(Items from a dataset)
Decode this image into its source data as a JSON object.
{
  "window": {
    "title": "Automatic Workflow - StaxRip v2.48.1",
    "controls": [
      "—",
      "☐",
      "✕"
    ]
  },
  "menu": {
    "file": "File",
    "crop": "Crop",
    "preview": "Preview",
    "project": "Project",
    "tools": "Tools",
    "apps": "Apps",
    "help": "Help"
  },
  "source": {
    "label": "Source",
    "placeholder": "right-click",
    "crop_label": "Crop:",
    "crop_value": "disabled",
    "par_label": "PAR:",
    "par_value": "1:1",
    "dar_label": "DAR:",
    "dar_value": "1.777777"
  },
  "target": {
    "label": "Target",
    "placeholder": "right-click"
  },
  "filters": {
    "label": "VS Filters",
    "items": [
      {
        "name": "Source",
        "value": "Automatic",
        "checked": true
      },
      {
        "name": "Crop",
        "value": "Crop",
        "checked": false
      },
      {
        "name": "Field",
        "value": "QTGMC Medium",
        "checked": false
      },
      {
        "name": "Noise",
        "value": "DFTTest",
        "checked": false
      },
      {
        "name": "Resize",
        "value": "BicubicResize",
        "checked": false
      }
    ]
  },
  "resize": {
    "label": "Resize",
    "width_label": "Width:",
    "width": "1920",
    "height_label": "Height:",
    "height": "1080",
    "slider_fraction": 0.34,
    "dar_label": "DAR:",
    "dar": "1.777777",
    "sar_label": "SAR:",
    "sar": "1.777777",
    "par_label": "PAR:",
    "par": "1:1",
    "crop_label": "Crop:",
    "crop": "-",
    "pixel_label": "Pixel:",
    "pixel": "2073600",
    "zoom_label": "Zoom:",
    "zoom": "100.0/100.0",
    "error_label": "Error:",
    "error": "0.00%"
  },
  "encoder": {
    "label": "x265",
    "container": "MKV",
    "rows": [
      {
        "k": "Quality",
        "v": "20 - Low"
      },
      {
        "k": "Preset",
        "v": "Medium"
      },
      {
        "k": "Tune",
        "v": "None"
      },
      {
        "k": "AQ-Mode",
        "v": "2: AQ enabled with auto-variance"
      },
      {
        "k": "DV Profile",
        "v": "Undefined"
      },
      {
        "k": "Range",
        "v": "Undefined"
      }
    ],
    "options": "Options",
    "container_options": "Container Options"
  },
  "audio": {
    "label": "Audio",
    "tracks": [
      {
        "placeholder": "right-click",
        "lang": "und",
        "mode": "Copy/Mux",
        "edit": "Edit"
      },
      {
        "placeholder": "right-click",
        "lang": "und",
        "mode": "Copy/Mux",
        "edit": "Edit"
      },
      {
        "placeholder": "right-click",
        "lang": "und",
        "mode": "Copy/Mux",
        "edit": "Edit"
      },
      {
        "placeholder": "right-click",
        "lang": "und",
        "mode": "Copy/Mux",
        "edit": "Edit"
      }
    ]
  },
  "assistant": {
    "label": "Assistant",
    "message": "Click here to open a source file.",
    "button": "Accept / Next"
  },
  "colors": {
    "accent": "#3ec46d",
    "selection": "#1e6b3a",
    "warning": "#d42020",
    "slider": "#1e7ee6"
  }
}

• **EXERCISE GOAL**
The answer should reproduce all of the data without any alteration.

• **OUTPUT FOR THIS TASK**
Decode this image into its source data as a JSON object.
{
  "window": {
    "title": "Automatic Workflow - StaxRip v2.48.1",
    "controls": [
      "—",
      "☐",
      "✕"
    ]
  },
  "menu": {
    "file": "File",
    "crop": "Crop",
    "preview": "Preview",
    "project": "Project",
    "tools": "Tools",
    "apps": "Apps",
    "help": "Help"
  },
  "source": {
    "label": "Source",
    "placeholder": "right-click",
    "crop_label": "Crop:",
    "crop_value": "disabled",
    "par_label": "PAR:",
    "par_value": "1:1",
    "dar_label": "DAR:",
    "dar_value": "1.777777"
  },
  "target": {
    "label": "Target",
    "placeholder": "right-click"
  },
  "filters": {
    "label": "VS Filters",
    "items": [
      {
        "name": "Source",
        "value": "Automatic",
        "checked": true
      },
      {
        "name": "Crop",
        "value": "Crop",
        "checked": false
      },
      {
        "name": "Field",
        "value": "QTGMC Medium",
        "checked": false
      },
      {
        "name": "Noise",
        "value": "DFTTest",
        "checked": false
      },
      {
        "name": "Resize",
        "value": "BicubicResize",
        "checked": false
      }
    ]
  },
  "resize": {
    "label": "Resize",
    "width_label": "Width:",
    "width": "1920",
    "height_label": "Height:",
    "height": "1080",
    "slider_fraction": 0.34,
    "dar_label": "DAR:",
    "dar": "1.777777",
    "sar_label": "SAR:",
    "sar": "1.777777",
    "par_label": "PAR:",
    "par": "1:1",
    "crop_label": "Crop:",
    "crop": "-",
    "pixel_label": "Pixel:",
    "pixel": "2073600",
    "zoom_label": "Zoom:",
    "zoom": "100.0/100.0",
    "error_label": "Error:",
    "error": "0.00%"
  },
  "encoder": {
    "label": "x265",
    "container": "MKV",
    "rows": [
      {
        "k": "Quality",
        "v": "20 - Low"
      },
      {
        "k": "Preset",
        "v": "Medium"
      },
      {
        "k": "Tune",
        "v": "None"
      },
      {
        "k": "AQ-Mode",
        "v": "2: AQ enabled with auto-variance"
      },
      {
        "k": "DV Profile",
        "v": "Undefined"
      },
      {
        "k": "Range",
        "v": "Undefined"
      }
    ],
    "options": "Options",
    "container_options": "Container Options"
  },
  "audio": {
    "label": "Audio",
    "tracks": [
      {
        "placeholder": "right-click",
        "lang": "und",
        "mode": "Copy/Mux",
        "edit": "Edit"
      },
      {
        "placeholder": "right-click",
        "lang": "und",
        "mode": "Copy/Mux",
        "edit": "Edit"
      },
      {
        "placeholder": "right-click",
        "lang": "und",
        "mode": "Copy/Mux",
        "edit": "Edit"
      },
      {
        "placeholder": "right-click",
        "lang": "und",
        "mode": "Copy/Mux",
        "edit": "Edit"
      }
    ]
  },
  "assistant": {
    "label": "Assistant",
    "message": "Click here to open a source file.",
    "button": "Accept / Next"
  },
  "colors": {
    "accent": "#3ec46d",
    "selection": "#1e6b3a",
    "warning": "#d42020",
    "slider": "#1e7ee6"
  }
}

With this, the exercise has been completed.